*** Opening DATA FOR THIS EXERCISE ***

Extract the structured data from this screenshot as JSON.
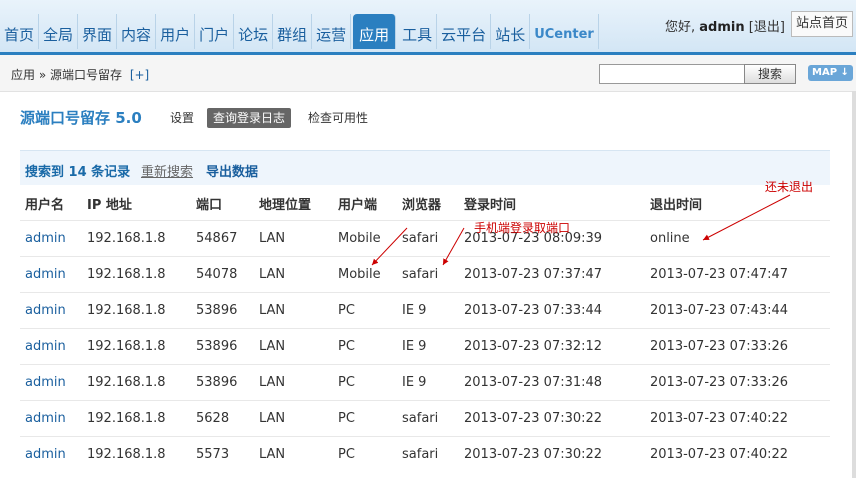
{
  "nav": {
    "items": [
      "首页",
      "全局",
      "界面",
      "内容",
      "用户",
      "门户",
      "论坛",
      "群组",
      "运营",
      "应用",
      "工具",
      "云平台",
      "站长",
      "UCenter"
    ],
    "active_index": 9
  },
  "user": {
    "greeting": "您好,",
    "name": "admin",
    "logout": "[退出]",
    "home_button": "站点首页"
  },
  "breadcrumb": {
    "path": "应用 » 源端口号留存",
    "add": "[+]"
  },
  "search": {
    "button": "搜索",
    "value": ""
  },
  "map_button": "MAP ↓",
  "plugin": {
    "title": "源端口号留存  5.0",
    "tabs": [
      "设置",
      "查询登录日志",
      "检查可用性"
    ],
    "active_tab": 1
  },
  "results": {
    "count_text": "搜索到 14 条记录",
    "research": "重新搜索",
    "export": "导出数据"
  },
  "table": {
    "columns": [
      "用户名",
      "IP 地址",
      "端口",
      "地理位置",
      "用户端",
      "浏览器",
      "登录时间",
      "退出时间"
    ],
    "rows": [
      [
        "admin",
        "192.168.1.8",
        "54867",
        "LAN",
        "Mobile",
        "safari",
        "2013-07-23 08:09:39",
        "online"
      ],
      [
        "admin",
        "192.168.1.8",
        "54078",
        "LAN",
        "Mobile",
        "safari",
        "2013-07-23 07:37:47",
        "2013-07-23 07:47:47"
      ],
      [
        "admin",
        "192.168.1.8",
        "53896",
        "LAN",
        "PC",
        "IE 9",
        "2013-07-23 07:33:44",
        "2013-07-23 07:43:44"
      ],
      [
        "admin",
        "192.168.1.8",
        "53896",
        "LAN",
        "PC",
        "IE 9",
        "2013-07-23 07:32:12",
        "2013-07-23 07:33:26"
      ],
      [
        "admin",
        "192.168.1.8",
        "53896",
        "LAN",
        "PC",
        "IE 9",
        "2013-07-23 07:31:48",
        "2013-07-23 07:33:26"
      ],
      [
        "admin",
        "192.168.1.8",
        "5628",
        "LAN",
        "PC",
        "safari",
        "2013-07-23 07:30:22",
        "2013-07-23 07:40:22"
      ],
      [
        "admin",
        "192.168.1.8",
        "5573",
        "LAN",
        "PC",
        "safari",
        "2013-07-23 07:30:22",
        "2013-07-23 07:40:22"
      ]
    ]
  },
  "annotations": {
    "not_logged_out": "还未退出",
    "mobile_port": "手机端登录取端口"
  },
  "colors": {
    "accent": "#2b7fc0",
    "annotation": "#cc0000"
  }
}
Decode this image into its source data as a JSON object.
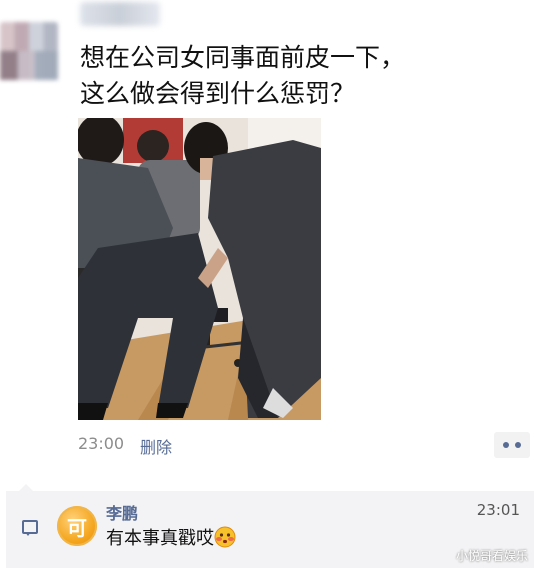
{
  "post": {
    "line1": "想在公司女同事面前皮一下，",
    "line2": "这么做会得到什么惩罚？",
    "time": "23:00",
    "delete_label": "删除"
  },
  "comment": {
    "avatar_char": "可",
    "name": "李鹏",
    "time": "23:01",
    "text": "有本事真戳哎"
  },
  "watermark": "小悦哥看娱乐",
  "icons": [
    "more-icon",
    "comment-icon",
    "blushing-emoji-icon"
  ],
  "colors": {
    "link": "#576b95",
    "comment_bg": "#f3f3f5",
    "time_gray": "#8c8c8c"
  }
}
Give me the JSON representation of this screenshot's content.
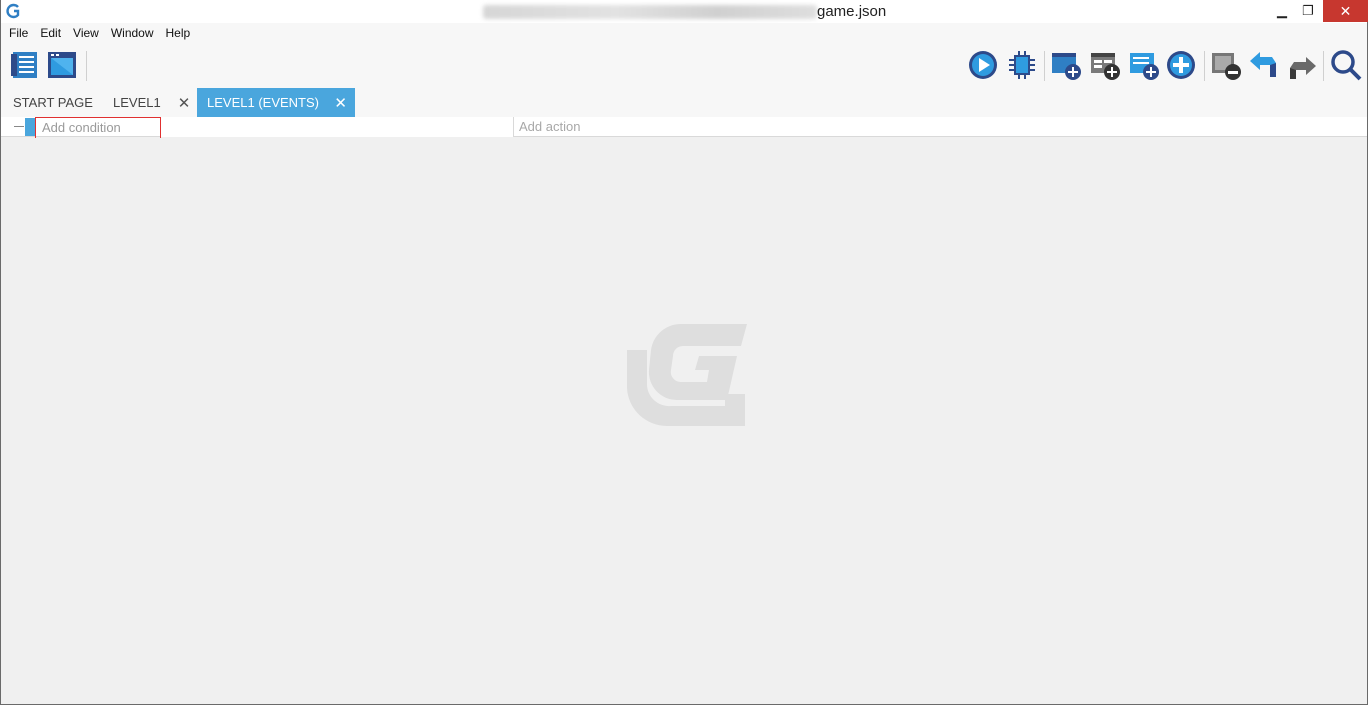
{
  "window": {
    "title": "game.json",
    "controls": {
      "minimize": "▁",
      "restore": "❐",
      "close": "✕"
    }
  },
  "menu": [
    "File",
    "Edit",
    "View",
    "Window",
    "Help"
  ],
  "toolbar": {
    "left_buttons": [
      "project-manager-icon",
      "scene-editor-icon"
    ],
    "right_buttons": [
      "preview-icon",
      "debug-icon",
      "add-scene-icon",
      "add-external-events-icon",
      "add-external-layout-icon",
      "add-object-icon",
      "remove-icon",
      "undo-icon",
      "redo-icon",
      "search-icon"
    ]
  },
  "tabs": {
    "start_page": "START PAGE",
    "level1": "LEVEL1",
    "level1_events": "LEVEL1 (EVENTS)",
    "close_glyph": "✕"
  },
  "events": {
    "add_condition": "Add condition",
    "add_action": "Add action"
  },
  "colors": {
    "accent": "#4aa6dd",
    "close_button": "#c7372f",
    "highlight_border": "#e03030",
    "icon_blue": "#2f7fc4",
    "icon_dark": "#2d4a8a"
  }
}
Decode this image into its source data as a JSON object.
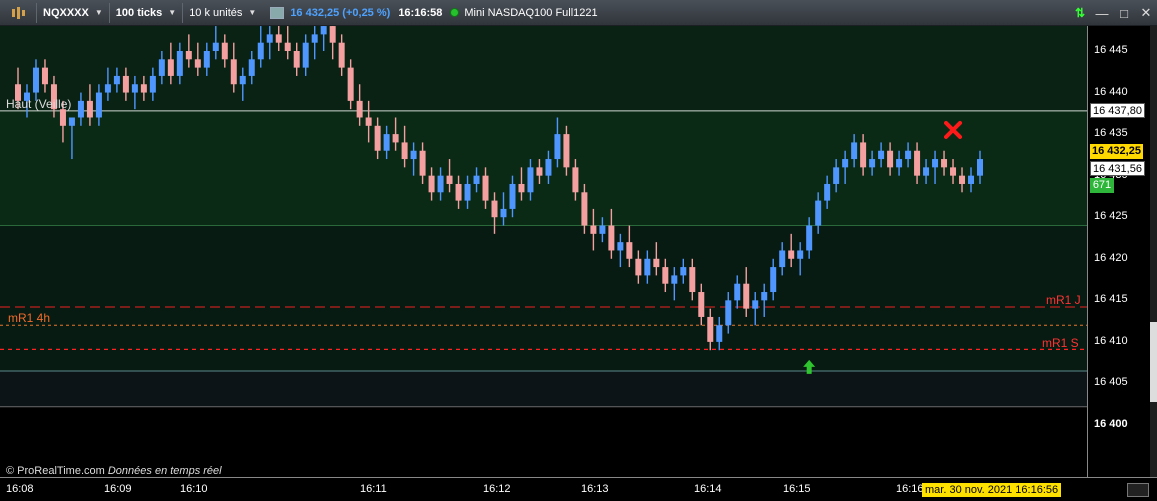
{
  "toolbar": {
    "symbol": "NQXXXX",
    "interval": "100 ticks",
    "units": "10 k unités",
    "last_price": "16 432,25 (+0,25 %)",
    "time": "16:16:58",
    "instrument": "Mini NASDAQ100 Full1221",
    "window_buttons": {
      "minimize": "—",
      "maximize": "□",
      "close": "✕"
    }
  },
  "chart": {
    "y_ticks": [
      {
        "label": "16 445",
        "value": 16445
      },
      {
        "label": "16 440",
        "value": 16440
      },
      {
        "label": "16 435",
        "value": 16435
      },
      {
        "label": "16 430",
        "value": 16430
      },
      {
        "label": "16 425",
        "value": 16425
      },
      {
        "label": "16 420",
        "value": 16420
      },
      {
        "label": "16 415",
        "value": 16415
      },
      {
        "label": "16 410",
        "value": 16410
      },
      {
        "label": "16 405",
        "value": 16405
      },
      {
        "label": "16 400",
        "value": 16400
      }
    ],
    "x_ticks": [
      "16:08",
      "16:09",
      "16:10",
      "16:11",
      "16:12",
      "16:13",
      "16:14",
      "16:15",
      "16:16"
    ],
    "price_boxes": {
      "high": "16 437,80",
      "last": "16 432,25",
      "avg": "16 431,56",
      "volume": "671"
    },
    "labels": {
      "haut": "Haut (Veille)",
      "mr1_4h": "mR1 4h",
      "mr1_j": "mR1 J",
      "mr1_s": "mR1 S"
    },
    "footer_brand": "ProRealTime.com",
    "footer_status": "Données en temps réel",
    "timestamp": "mar. 30 nov. 2021 16:16:56",
    "colors": {
      "up": "#4f97ff",
      "down": "#f4a0a0",
      "zone_top": "#0a2214",
      "zone_mid": "#081b12",
      "zone_low": "#0c1418"
    },
    "levels": {
      "haut_veille": 16437.8,
      "level_a": 16424,
      "mr1_j": 16414.2,
      "mr1_4h": 16412.0,
      "mr1_s": 16409.1,
      "level_b": 16406.5,
      "level_c": 16402.2
    },
    "markers": {
      "sell_x": {
        "bar": 104,
        "price": 16435.5
      },
      "buy_arrow": {
        "bar": 88,
        "price": 16407.0
      }
    }
  },
  "chart_data": {
    "type": "candlestick",
    "title": "",
    "ylim": [
      16397,
      16449
    ],
    "series": [
      {
        "values": [
          [
            16441,
            16443,
            16438,
            16439
          ],
          [
            16439,
            16441,
            16437,
            16440
          ],
          [
            16440,
            16444,
            16439,
            16443
          ],
          [
            16443,
            16444,
            16440,
            16441
          ],
          [
            16441,
            16442,
            16437,
            16438
          ],
          [
            16438,
            16439,
            16434,
            16436
          ],
          [
            16436,
            16437,
            16432,
            16437
          ],
          [
            16437,
            16440,
            16436,
            16439
          ],
          [
            16439,
            16441,
            16436,
            16437
          ],
          [
            16437,
            16441,
            16436,
            16440
          ],
          [
            16440,
            16443,
            16439,
            16441
          ],
          [
            16441,
            16443,
            16440,
            16442
          ],
          [
            16442,
            16443,
            16439,
            16440
          ],
          [
            16440,
            16442,
            16438,
            16441
          ],
          [
            16441,
            16442,
            16439,
            16440
          ],
          [
            16440,
            16443,
            16439,
            16442
          ],
          [
            16442,
            16445,
            16441,
            16444
          ],
          [
            16444,
            16446,
            16441,
            16442
          ],
          [
            16442,
            16446,
            16441,
            16445
          ],
          [
            16445,
            16447,
            16443,
            16444
          ],
          [
            16444,
            16446,
            16442,
            16443
          ],
          [
            16443,
            16446,
            16442,
            16445
          ],
          [
            16445,
            16448,
            16444,
            16446
          ],
          [
            16446,
            16447,
            16443,
            16444
          ],
          [
            16444,
            16446,
            16440,
            16441
          ],
          [
            16441,
            16443,
            16439,
            16442
          ],
          [
            16442,
            16445,
            16441,
            16444
          ],
          [
            16444,
            16448,
            16443,
            16446
          ],
          [
            16446,
            16448,
            16444,
            16447
          ],
          [
            16447,
            16449,
            16445,
            16446
          ],
          [
            16446,
            16448,
            16444,
            16445
          ],
          [
            16445,
            16446,
            16442,
            16443
          ],
          [
            16443,
            16447,
            16442,
            16446
          ],
          [
            16446,
            16448,
            16444,
            16447
          ],
          [
            16447,
            16449,
            16445,
            16448
          ],
          [
            16448,
            16449,
            16444,
            16446
          ],
          [
            16446,
            16447,
            16442,
            16443
          ],
          [
            16443,
            16444,
            16438,
            16439
          ],
          [
            16439,
            16441,
            16436,
            16437
          ],
          [
            16437,
            16439,
            16434,
            16436
          ],
          [
            16436,
            16437,
            16432,
            16433
          ],
          [
            16433,
            16436,
            16432,
            16435
          ],
          [
            16435,
            16437,
            16433,
            16434
          ],
          [
            16434,
            16436,
            16431,
            16432
          ],
          [
            16432,
            16434,
            16430,
            16433
          ],
          [
            16433,
            16434,
            16429,
            16430
          ],
          [
            16430,
            16431,
            16427,
            16428
          ],
          [
            16428,
            16431,
            16427,
            16430
          ],
          [
            16430,
            16432,
            16428,
            16429
          ],
          [
            16429,
            16430,
            16426,
            16427
          ],
          [
            16427,
            16430,
            16426,
            16429
          ],
          [
            16429,
            16431,
            16428,
            16430
          ],
          [
            16430,
            16431,
            16426,
            16427
          ],
          [
            16427,
            16428,
            16423,
            16425
          ],
          [
            16425,
            16428,
            16424,
            16426
          ],
          [
            16426,
            16430,
            16425,
            16429
          ],
          [
            16429,
            16431,
            16427,
            16428
          ],
          [
            16428,
            16432,
            16427,
            16431
          ],
          [
            16431,
            16432,
            16429,
            16430
          ],
          [
            16430,
            16433,
            16429,
            16432
          ],
          [
            16432,
            16437,
            16431,
            16435
          ],
          [
            16435,
            16436,
            16430,
            16431
          ],
          [
            16431,
            16432,
            16427,
            16428
          ],
          [
            16428,
            16429,
            16423,
            16424
          ],
          [
            16424,
            16426,
            16421,
            16423
          ],
          [
            16423,
            16425,
            16422,
            16424
          ],
          [
            16424,
            16426,
            16420,
            16421
          ],
          [
            16421,
            16423,
            16419,
            16422
          ],
          [
            16422,
            16424,
            16419,
            16420
          ],
          [
            16420,
            16421,
            16417,
            16418
          ],
          [
            16418,
            16421,
            16417,
            16420
          ],
          [
            16420,
            16422,
            16418,
            16419
          ],
          [
            16419,
            16420,
            16416,
            16417
          ],
          [
            16417,
            16419,
            16415,
            16418
          ],
          [
            16418,
            16420,
            16417,
            16419
          ],
          [
            16419,
            16420,
            16415,
            16416
          ],
          [
            16416,
            16417,
            16412,
            16413
          ],
          [
            16413,
            16414,
            16409,
            16410
          ],
          [
            16410,
            16413,
            16409,
            16412
          ],
          [
            16412,
            16416,
            16411,
            16415
          ],
          [
            16415,
            16418,
            16414,
            16417
          ],
          [
            16417,
            16419,
            16413,
            16414
          ],
          [
            16414,
            16416,
            16412,
            16415
          ],
          [
            16415,
            16417,
            16413,
            16416
          ],
          [
            16416,
            16420,
            16415,
            16419
          ],
          [
            16419,
            16422,
            16418,
            16421
          ],
          [
            16421,
            16423,
            16419,
            16420
          ],
          [
            16420,
            16422,
            16418,
            16421
          ],
          [
            16421,
            16425,
            16420,
            16424
          ],
          [
            16424,
            16428,
            16423,
            16427
          ],
          [
            16427,
            16430,
            16426,
            16429
          ],
          [
            16429,
            16432,
            16428,
            16431
          ],
          [
            16431,
            16433,
            16429,
            16432
          ],
          [
            16432,
            16435,
            16431,
            16434
          ],
          [
            16434,
            16435,
            16430,
            16431
          ],
          [
            16431,
            16433,
            16430,
            16432
          ],
          [
            16432,
            16434,
            16431,
            16433
          ],
          [
            16433,
            16434,
            16430,
            16431
          ],
          [
            16431,
            16433,
            16430,
            16432
          ],
          [
            16432,
            16434,
            16431,
            16433
          ],
          [
            16433,
            16434,
            16429,
            16430
          ],
          [
            16430,
            16432,
            16429,
            16431
          ],
          [
            16431,
            16433,
            16429,
            16432
          ],
          [
            16432,
            16433,
            16430,
            16431
          ],
          [
            16431,
            16432,
            16429,
            16430
          ],
          [
            16430,
            16431,
            16428,
            16429
          ],
          [
            16429,
            16431,
            16428,
            16430
          ],
          [
            16430,
            16433,
            16429,
            16432
          ]
        ]
      }
    ]
  }
}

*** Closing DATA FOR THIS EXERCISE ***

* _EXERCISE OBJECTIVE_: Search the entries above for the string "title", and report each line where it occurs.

* _YOUR SOLUTION_:
    "title": "源端口号留存  5.0",
    "title": "game.json",
    "title": "",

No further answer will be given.